Task description:
Check each line below for the word "April", and copy those that have it.

The data:
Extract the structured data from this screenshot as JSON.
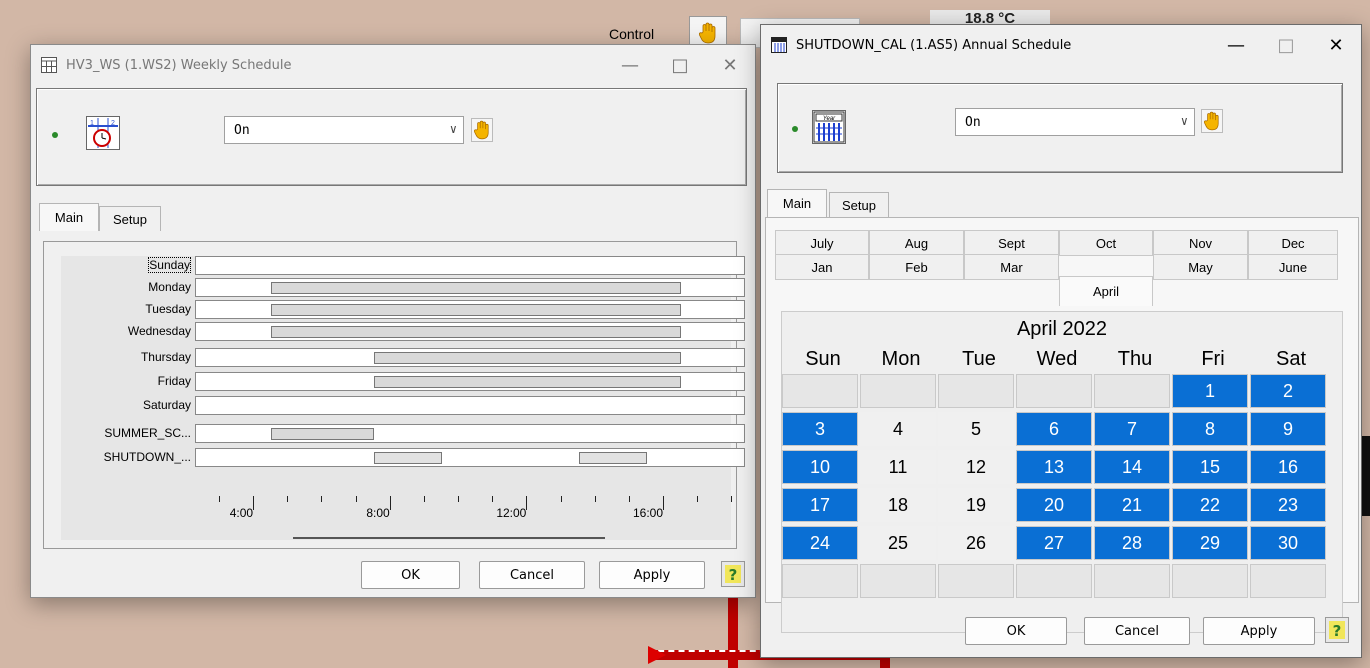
{
  "background": {
    "control_label": "Control",
    "temperature": "18.8 °C"
  },
  "weekly": {
    "title": "HV3_WS  (1.WS2)  Weekly Schedule",
    "combo_value": "On",
    "tabs": [
      "Main",
      "Setup"
    ],
    "rows": [
      {
        "label": "Sunday",
        "segments": []
      },
      {
        "label": "Monday",
        "segments": [
          [
            4.5,
            16.5
          ]
        ]
      },
      {
        "label": "Tuesday",
        "segments": [
          [
            4.5,
            16.5
          ]
        ]
      },
      {
        "label": "Wednesday",
        "segments": [
          [
            4.5,
            16.5
          ]
        ]
      },
      {
        "label": "Thursday",
        "segments": [
          [
            7.5,
            16.5
          ]
        ]
      },
      {
        "label": "Friday",
        "segments": [
          [
            7.5,
            16.5
          ]
        ]
      },
      {
        "label": "Saturday",
        "segments": []
      },
      {
        "label": "SUMMER_SC...",
        "segments": [
          [
            4.5,
            7.5
          ]
        ]
      },
      {
        "label": "SHUTDOWN_...",
        "segments": [
          [
            7.5,
            9.5
          ],
          [
            13.5,
            15.5
          ]
        ]
      }
    ],
    "time_labels": [
      "4:00",
      "8:00",
      "12:00",
      "16:00"
    ],
    "buttons": {
      "ok": "OK",
      "cancel": "Cancel",
      "apply": "Apply"
    }
  },
  "annual": {
    "title": "SHUTDOWN_CAL  (1.AS5)  Annual Schedule",
    "combo_value": "On",
    "tabs": [
      "Main",
      "Setup"
    ],
    "months_row1": [
      "July",
      "Aug",
      "Sept",
      "Oct",
      "Nov",
      "Dec"
    ],
    "months_row2": [
      "Jan",
      "Feb",
      "Mar",
      "April",
      "May",
      "June"
    ],
    "active_month": "April",
    "calendar_title": "April 2022",
    "weekdays": [
      "Sun",
      "Mon",
      "Tue",
      "Wed",
      "Thu",
      "Fri",
      "Sat"
    ],
    "first_weekday_index": 5,
    "days_in_month": 30,
    "on_days": [
      1,
      2,
      3,
      6,
      7,
      8,
      9,
      10,
      13,
      14,
      15,
      16,
      17,
      20,
      21,
      22,
      23,
      24,
      27,
      28,
      29,
      30
    ],
    "buttons": {
      "ok": "OK",
      "cancel": "Cancel",
      "apply": "Apply"
    }
  },
  "colors": {
    "selected_day": "#0a6fd4",
    "background": "#d2b7a6"
  },
  "icons": [
    "weekly-schedule-icon",
    "annual-schedule-icon",
    "manual-hand-icon",
    "help-icon",
    "chevron-down-icon",
    "minimize-icon",
    "maximize-icon",
    "close-icon"
  ]
}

Answer section:
      "April",
    "active_month": "April",
    "calendar_title": "April 2022",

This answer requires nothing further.